April, 1998: Nightwatch

The original, Danish, version of this movie, Nattevagten, was released four years prior to the remake and is regarded as the superior attempt at a horror/thriller– at least that’s what the internet thinks. In the end, the 1998 version ends up being a cheap emulation of a film that is three years its senior, David Fincher’s Se7en.

Where Se7en succeeds, Nightwatch utterly fails.


True to its name, Nightwatch follows the story of Martin (played by Ewan McGregor). Martin is in the throes of law school and finds a new job as a nightwatchman in a local morgue. It’s clear from the start that things are slightly off-kilter as the start of this job also marks the beginning of a murder investigation into the death of a prostitute that is transferred to the same morgue.

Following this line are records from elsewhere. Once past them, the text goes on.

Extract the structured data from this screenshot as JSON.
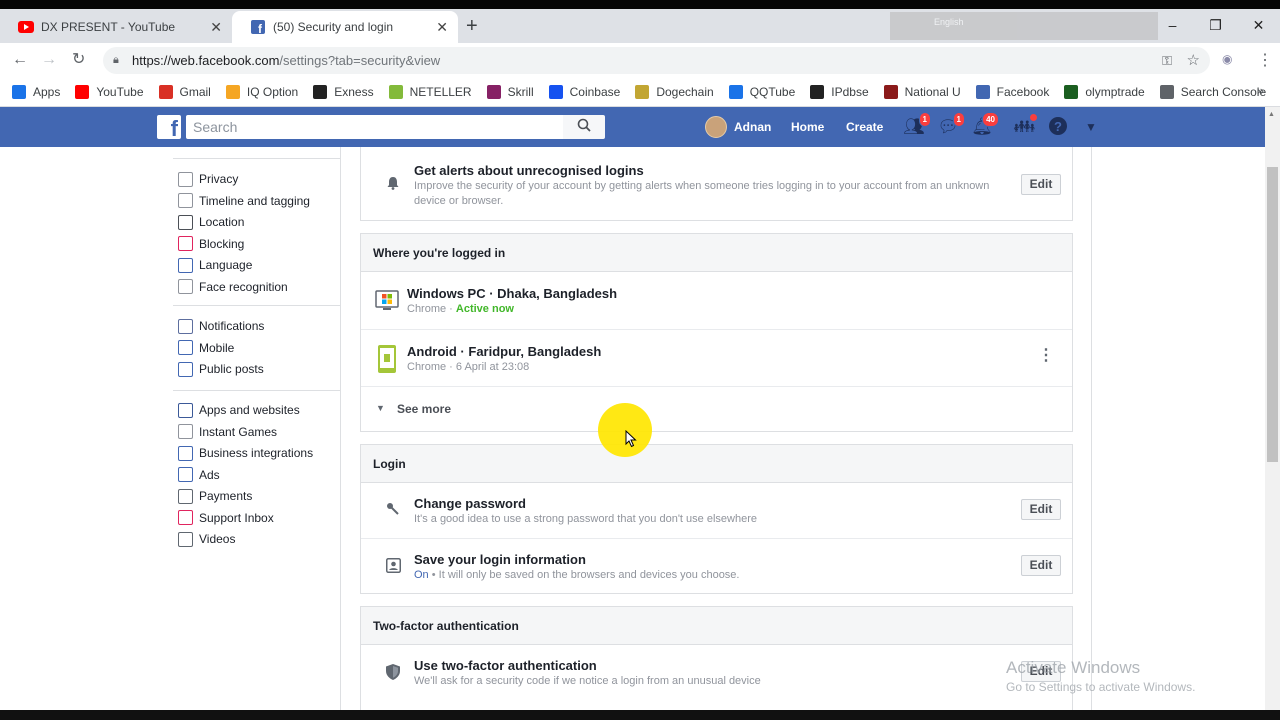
{
  "browser": {
    "tabs": [
      {
        "title": "DX PRESENT - YouTube",
        "active": false,
        "icon": "youtube-icon"
      },
      {
        "title": "(50) Security and login",
        "active": true,
        "icon": "facebook-icon"
      }
    ],
    "new_tab": "+",
    "url_host": "https://web.facebook.com",
    "url_path": "/settings?tab=security&view",
    "ime_label": "English",
    "window_controls": {
      "minimize": "–",
      "maximize": "❐",
      "close": "✕"
    }
  },
  "bookmarks": [
    {
      "label": "Apps",
      "icon": "apps-grid-icon",
      "color": "#1a73e8"
    },
    {
      "label": "YouTube",
      "icon": "youtube-icon",
      "color": "#ff0000"
    },
    {
      "label": "Gmail",
      "icon": "gmail-icon",
      "color": "#d93025"
    },
    {
      "label": "IQ Option",
      "icon": "iqoption-icon",
      "color": "#f5a623"
    },
    {
      "label": "Exness",
      "icon": "exness-icon",
      "color": "#222222"
    },
    {
      "label": "NETELLER",
      "icon": "neteller-icon",
      "color": "#83ba3b"
    },
    {
      "label": "Skrill",
      "icon": "skrill-icon",
      "color": "#862165"
    },
    {
      "label": "Coinbase",
      "icon": "coinbase-icon",
      "color": "#1652f0"
    },
    {
      "label": "Dogechain",
      "icon": "dogechain-icon",
      "color": "#c2a633"
    },
    {
      "label": "QQTube",
      "icon": "search-icon",
      "color": "#1a73e8"
    },
    {
      "label": "IPdbse",
      "icon": "ipdbse-icon",
      "color": "#222222"
    },
    {
      "label": "National U",
      "icon": "nu-icon",
      "color": "#8b1a1a"
    },
    {
      "label": "Facebook",
      "icon": "facebook-icon",
      "color": "#4267b2"
    },
    {
      "label": "olymptrade",
      "icon": "olymptrade-icon",
      "color": "#1b5e20"
    },
    {
      "label": "Search Console",
      "icon": "search-console-icon",
      "color": "#5f6368"
    }
  ],
  "bookmarks_more": "»",
  "fb": {
    "search_placeholder": "Search",
    "user_name": "Adnan",
    "nav_home": "Home",
    "nav_create": "Create",
    "badges": {
      "friends": "1",
      "messages": "1",
      "notifications": "40"
    },
    "brand_color": "#4267b2"
  },
  "sidebar": {
    "groups": [
      [
        {
          "label": "Privacy",
          "icon": "privacy-lock-icon"
        },
        {
          "label": "Timeline and tagging",
          "icon": "timeline-icon"
        },
        {
          "label": "Location",
          "icon": "location-icon"
        },
        {
          "label": "Blocking",
          "icon": "blocking-icon"
        },
        {
          "label": "Language",
          "icon": "language-icon"
        },
        {
          "label": "Face recognition",
          "icon": "face-recognition-icon"
        }
      ],
      [
        {
          "label": "Notifications",
          "icon": "notifications-globe-icon"
        },
        {
          "label": "Mobile",
          "icon": "mobile-icon"
        },
        {
          "label": "Public posts",
          "icon": "public-posts-icon"
        }
      ],
      [
        {
          "label": "Apps and websites",
          "icon": "apps-websites-icon"
        },
        {
          "label": "Instant Games",
          "icon": "instant-games-icon"
        },
        {
          "label": "Business integrations",
          "icon": "business-integrations-icon"
        },
        {
          "label": "Ads",
          "icon": "ads-icon"
        },
        {
          "label": "Payments",
          "icon": "payments-icon"
        },
        {
          "label": "Support Inbox",
          "icon": "support-inbox-icon"
        },
        {
          "label": "Videos",
          "icon": "videos-icon"
        }
      ]
    ]
  },
  "alerts": {
    "title": "Get alerts about unrecognised logins",
    "sub1": "Improve the security of your account by getting alerts when someone tries logging in to your account from an unknown",
    "sub2": "device or browser.",
    "edit": "Edit"
  },
  "logged_in": {
    "heading": "Where you're logged in",
    "devices": [
      {
        "title": "Windows PC · Dhaka, Bangladesh",
        "browser": "Chrome · ",
        "status": "Active now"
      },
      {
        "title": "Android · Faridpur, Bangladesh",
        "browser": "Chrome · ",
        "status": "6 April at 23:08"
      }
    ],
    "see_more": "See more"
  },
  "login": {
    "heading": "Login",
    "items": [
      {
        "title": "Change password",
        "sub": "It's a good idea to use a strong password that you don't use elsewhere",
        "edit": "Edit"
      },
      {
        "title": "Save your login information",
        "sub_on": "On",
        "sub": " • It will only be saved on the browsers and devices you choose.",
        "edit": "Edit"
      }
    ]
  },
  "twofactor": {
    "heading": "Two-factor authentication",
    "title": "Use two-factor authentication",
    "sub": "We'll ask for a security code if we notice a login from an unusual device",
    "edit": "Edit"
  },
  "watermark": {
    "line1": "Activate Windows",
    "line2": "Go to Settings to activate Windows."
  }
}
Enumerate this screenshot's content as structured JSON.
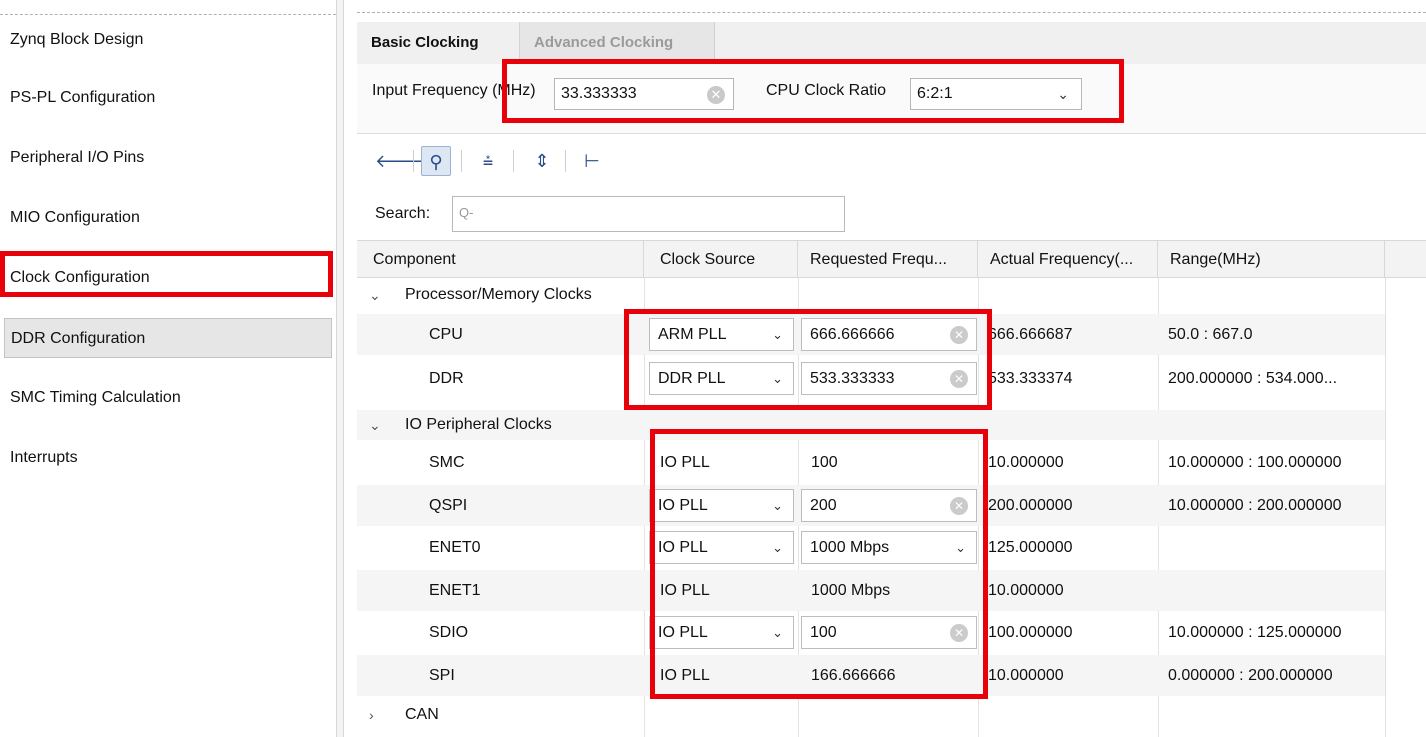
{
  "sidebar": {
    "items": [
      {
        "label": "Zynq Block Design"
      },
      {
        "label": "PS-PL Configuration"
      },
      {
        "label": "Peripheral I/O Pins"
      },
      {
        "label": "MIO Configuration"
      },
      {
        "label": "Clock Configuration"
      },
      {
        "label": "DDR Configuration"
      },
      {
        "label": "SMC Timing Calculation"
      },
      {
        "label": "Interrupts"
      }
    ]
  },
  "tabs": [
    {
      "label": "Basic Clocking"
    },
    {
      "label": "Advanced Clocking"
    }
  ],
  "basic": {
    "input_freq_label": "Input Frequency (MHz)",
    "input_freq_value": "33.333333",
    "cpu_ratio_label": "CPU Clock Ratio",
    "cpu_ratio_value": "6:2:1"
  },
  "toolbar": {
    "icons": [
      "back-arrow-icon",
      "search-icon",
      "collapse-all-icon",
      "expand-all-icon",
      "hierarchy-icon"
    ]
  },
  "search": {
    "label": "Search:",
    "placeholder": "Q-"
  },
  "table": {
    "headers": [
      "Component",
      "Clock Source",
      "Requested Frequ...",
      "Actual Frequency(...",
      "Range(MHz)"
    ],
    "groups": {
      "processor": "Processor/Memory Clocks",
      "io": "IO Peripheral Clocks",
      "can": "CAN"
    },
    "rows": {
      "cpu": {
        "component": "CPU",
        "source": "ARM PLL",
        "requested": "666.666666",
        "actual": "666.666687",
        "range": "50.0 : 667.0"
      },
      "ddr": {
        "component": "DDR",
        "source": "DDR PLL",
        "requested": "533.333333",
        "actual": "533.333374",
        "range": "200.000000 : 534.000..."
      },
      "smc": {
        "component": "SMC",
        "source": "IO PLL",
        "requested": "100",
        "actual": "10.000000",
        "range": "10.000000 : 100.000000"
      },
      "qspi": {
        "component": "QSPI",
        "source": "IO PLL",
        "requested": "200",
        "actual": "200.000000",
        "range": "10.000000 : 200.000000"
      },
      "enet0": {
        "component": "ENET0",
        "source": "IO PLL",
        "requested": "1000 Mbps",
        "actual": "125.000000",
        "range": ""
      },
      "enet1": {
        "component": "ENET1",
        "source": "IO PLL",
        "requested": "1000 Mbps",
        "actual": "10.000000",
        "range": ""
      },
      "sdio": {
        "component": "SDIO",
        "source": "IO PLL",
        "requested": "100",
        "actual": "100.000000",
        "range": "10.000000 : 125.000000"
      },
      "spi": {
        "component": "SPI",
        "source": "IO PLL",
        "requested": "166.666666",
        "actual": "10.000000",
        "range": "0.000000 : 200.000000"
      }
    }
  },
  "colors": {
    "highlight": "#e8000b",
    "accent": "#2b4a8a"
  }
}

As Martin slips slowly into madness, prodded by his friend James (played by Josh Brolin), evidence begins to mount against him as his friends and co-workers turn against him. As more and more pieces fall into place, it is evident that someone is setting him up.

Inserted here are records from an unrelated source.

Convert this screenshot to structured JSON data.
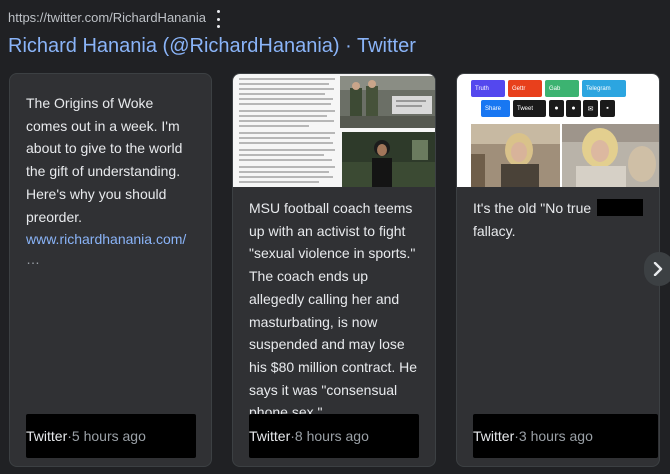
{
  "result": {
    "url": "https://twitter.com/RichardHanania",
    "title": "Richard Hanania (@RichardHanania) · Twitter"
  },
  "cards": [
    {
      "text_lines": [
        "The Origins of Woke",
        "comes out in a week. I'm",
        "about to give to the world",
        "the gift of understanding.",
        "Here's why you should",
        "preorder."
      ],
      "link": "www.richardhanania.com/",
      "ellipsis": "…",
      "source": "Twitter",
      "time": "5 hours ago"
    },
    {
      "text_lines": [
        "MSU football coach teems",
        "up with an activist to fight",
        "\"sexual violence in sports.\"",
        "The coach ends up",
        "allegedly calling her and",
        "masturbating, is now",
        "suspended and may lose",
        "his $80 million contract. He",
        "says it was \"consensual",
        "phone sex.\""
      ],
      "source": "Twitter",
      "time": "8 hours ago"
    },
    {
      "text_lines": [
        "It's the old \"No true",
        "fallacy."
      ],
      "source": "Twitter",
      "time": "3 hours ago",
      "share_buttons": [
        {
          "label": "Truth",
          "color": "#5448ee"
        },
        {
          "label": "Gettr",
          "color": "#e8401c"
        },
        {
          "label": "Gab",
          "color": "#3cb371"
        },
        {
          "label": "Telegram",
          "color": "#2ca5e0"
        },
        {
          "label": "Share",
          "color": "#1877f2"
        },
        {
          "label": "Tweet",
          "color": "#1a1a1a"
        }
      ]
    }
  ],
  "separator": " · ",
  "icons": {
    "menu": "more-vert-icon",
    "next": "chevron-right-icon"
  }
}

This film would be a total loss if it weren’t for the first thirty minutes. It’s clear that the director, Ole Bornedal, has a knack for establishing atmosphere. In particular, a scene where Martin is sitting in his booth, studying, while his reflection stares back at him through a window in front of him, waiting for something to strike, is suspenseful and important to the character’s development.

Aside from the first act and some inventive cinematography, there isn’t much this film does right. It reveals its mystery far too early and loses all momentum before its climax.

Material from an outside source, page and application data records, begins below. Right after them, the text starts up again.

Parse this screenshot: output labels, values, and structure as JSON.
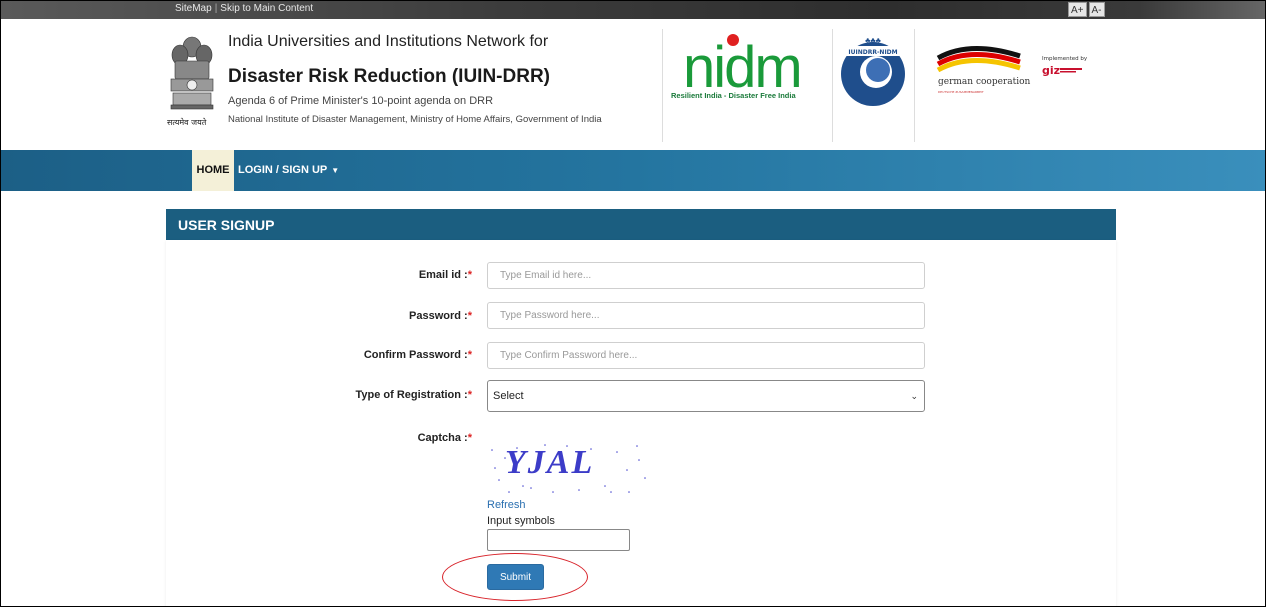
{
  "topbar": {
    "sitemap": "SiteMap",
    "skip": "Skip to Main Content",
    "font_increase": "A+",
    "font_decrease": "A-"
  },
  "header": {
    "line1": "India Universities and Institutions Network for",
    "line2": "Disaster Risk Reduction (IUIN-DRR)",
    "line3": "Agenda 6 of Prime Minister's 10-point agenda on DRR",
    "line4": "National Institute of Disaster Management, Ministry of Home Affairs, Government of India",
    "emblem_motto": "सत्यमेव जयते",
    "nidm_logo": "nidm",
    "nidm_tagline": "Resilient India - Disaster Free India",
    "iuin_logo": "IUINDRR-NIDM",
    "german_logo": "german cooperation",
    "german_sub": "DEUTSCHE ZUSAMMENARBEIT",
    "implemented_by": "Implemented by",
    "giz": "giz"
  },
  "nav": {
    "home": "HOME",
    "login": "LOGIN / SIGN UP"
  },
  "form": {
    "heading": "USER SIGNUP",
    "email_label": "Email id :",
    "email_placeholder": "Type Email id here...",
    "password_label": "Password :",
    "password_placeholder": "Type Password here...",
    "confirm_label": "Confirm Password :",
    "confirm_placeholder": "Type Confirm Password here...",
    "reg_type_label": "Type of Registration :",
    "reg_type_value": "Select",
    "captcha_label": "Captcha :",
    "captcha_text": "YJAL",
    "refresh": "Refresh",
    "input_symbols": "Input symbols",
    "submit": "Submit",
    "required_mark": "*"
  },
  "colors": {
    "nav_blue": "#2475a0",
    "panel_head": "#1b5e80",
    "submit_blue": "#2f79b5",
    "highlight_red": "#d8232a",
    "nidm_green": "#1a9a3a"
  }
}
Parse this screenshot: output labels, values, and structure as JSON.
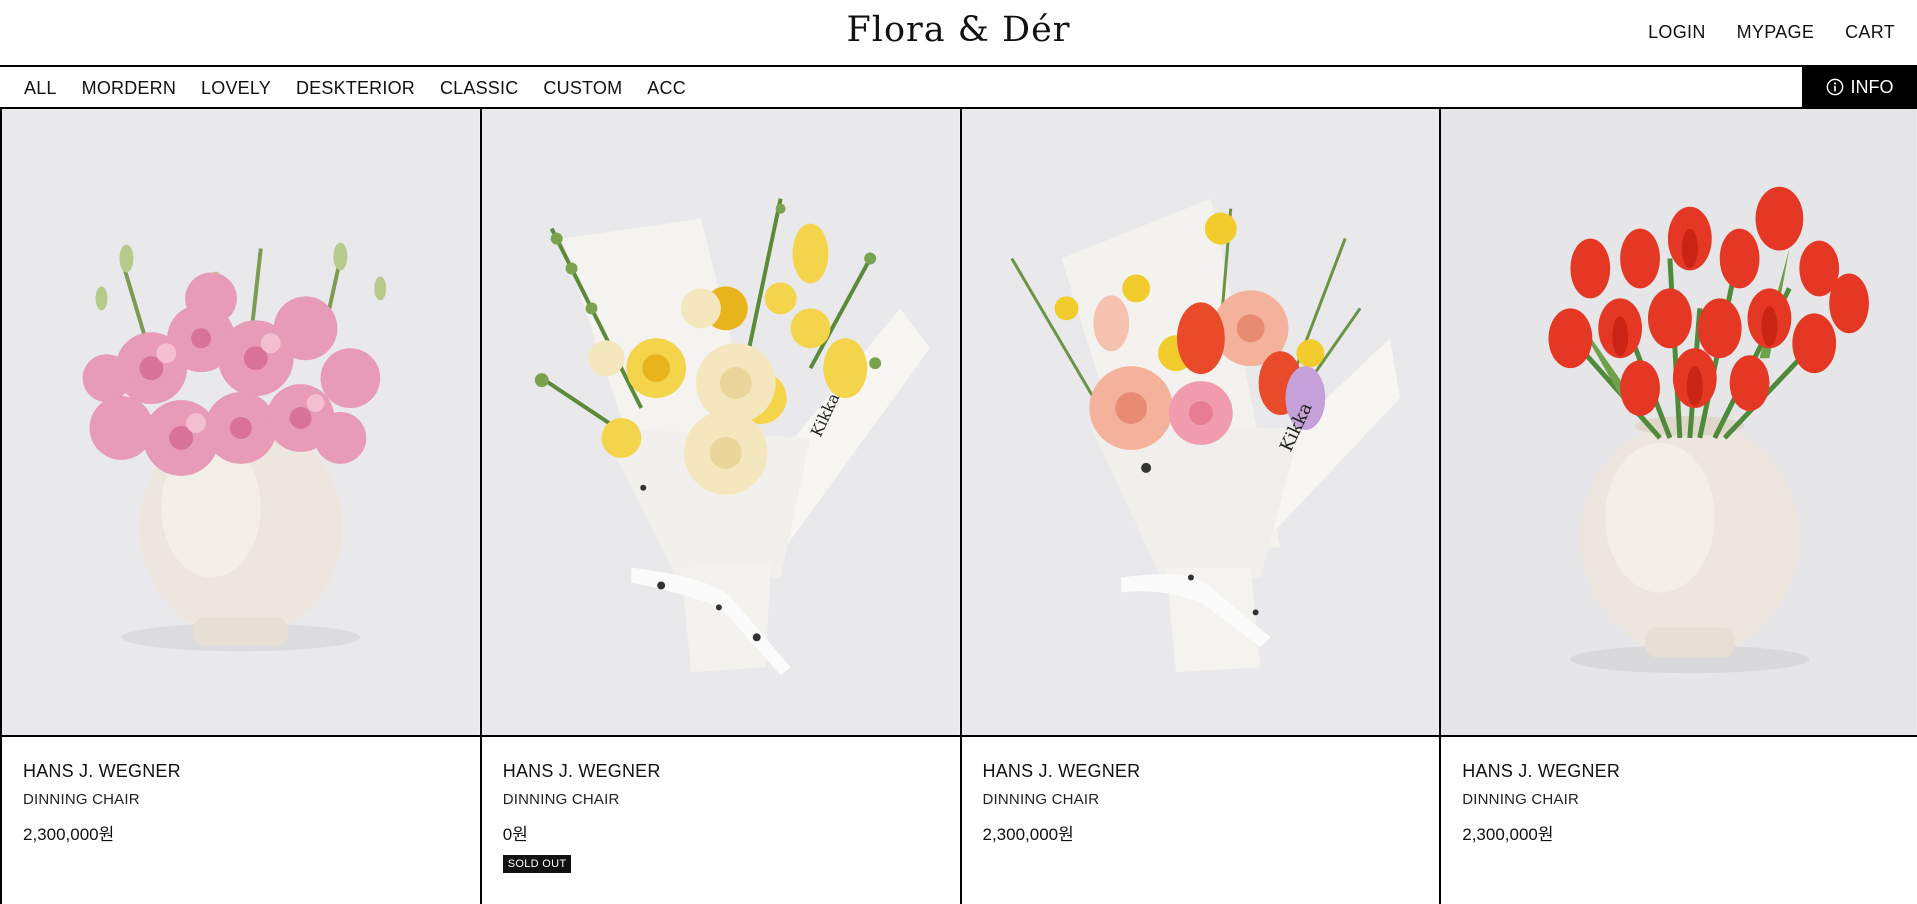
{
  "site": {
    "logo": "Flora & Dér"
  },
  "top_nav": [
    {
      "label": "LOGIN"
    },
    {
      "label": "MYPAGE"
    },
    {
      "label": "CART"
    }
  ],
  "categories": [
    {
      "label": "ALL"
    },
    {
      "label": "MORDERN"
    },
    {
      "label": "LOVELY"
    },
    {
      "label": "DESKTERIOR"
    },
    {
      "label": "CLASSIC"
    },
    {
      "label": "CUSTOM"
    },
    {
      "label": "ACC"
    }
  ],
  "info_button": {
    "label": "INFO",
    "icon": "info-icon"
  },
  "products": [
    {
      "brand": "HANS J. WEGNER",
      "name": "DINNING CHAIR",
      "price": "2,300,000원",
      "image": "pink lisianthus in cream vase"
    },
    {
      "brand": "HANS J. WEGNER",
      "name": "DINNING CHAIR",
      "price": "0원",
      "badge": "SOLD OUT",
      "image": "yellow rose bouquet"
    },
    {
      "brand": "HANS J. WEGNER",
      "name": "DINNING CHAIR",
      "price": "2,300,000원",
      "image": "peach and orange bouquet"
    },
    {
      "brand": "HANS J. WEGNER",
      "name": "DINNING CHAIR",
      "price": "2,300,000원",
      "image": "red tulips in cream vase"
    }
  ],
  "colors": {
    "photo_bg": "#e8e8ea",
    "vase": "#ece6df",
    "badge_bg": "#111111"
  }
}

Matt: Watch it for the atmosphere
Gabe: Don't watch


January, 1998: Phantoms

Before Armageddon, before Dogma, before Changing Lanes, after… Goodwill Hunting? There was Phantoms. Why Ben Affleck took this inexplicable step backwards, I’ll never know; maybe he thought it would be good, maybe it was for the money, maybe he was already filming before Good Will Hunting was released.


Phantoms is loosely based on a popular study from the early nineties: that flatworms were able to ingest other, ground-up flatworms and could inherit their memories and experiences. In this particular instance, they were able to solve a maze more quickly if they ate one of their kin. This script takes that hypothesis, adds some demons, and runs wild with it.

We open in a sleepy, winter town where two sisters, Lisa (Rose McGowan) and Jennifer (Joanna Going), plan to settle down for a while; mainly to get Lisa away from her abusive boyfriend in Los Angeles. What they find is an empty town and some putrefied, dead bodies.

When they try to find help, they run into some local law enforcement in Bryce (Ben Affleck) and Stu (Liev Schreiber). Shortly after, things go south and Stu is claimed by whatever has taken over the town. Timothy Flyte (Peter O’Toole) is recruited by the FBI to join in on the fun and explains that demons have been terrorizing the town and have been growing in strength for centuries because, when they consume people, sometimes entire armies, they learn what they fear and use that to claim more lives.

Naturally, there is a mysteriously helpful serum that Bryce uses to vanquish the monster once and for all, dispatching the threat for good.

Phantoms’ weaknesses are numerous and are equivalent, but not limited to: script, acting, sound design, and cinematography. It’s a flat movie with uninspiring performances and a coherent, but unimaginative plot, and many scenes will burst your ear drums if you aren’t careful. It’s hard to recommend even for some laughs with friends– there are much, much better bad movies for that.

Matt's rating: Don't watch
Gabe's rating: Watch once if you like this sort of thing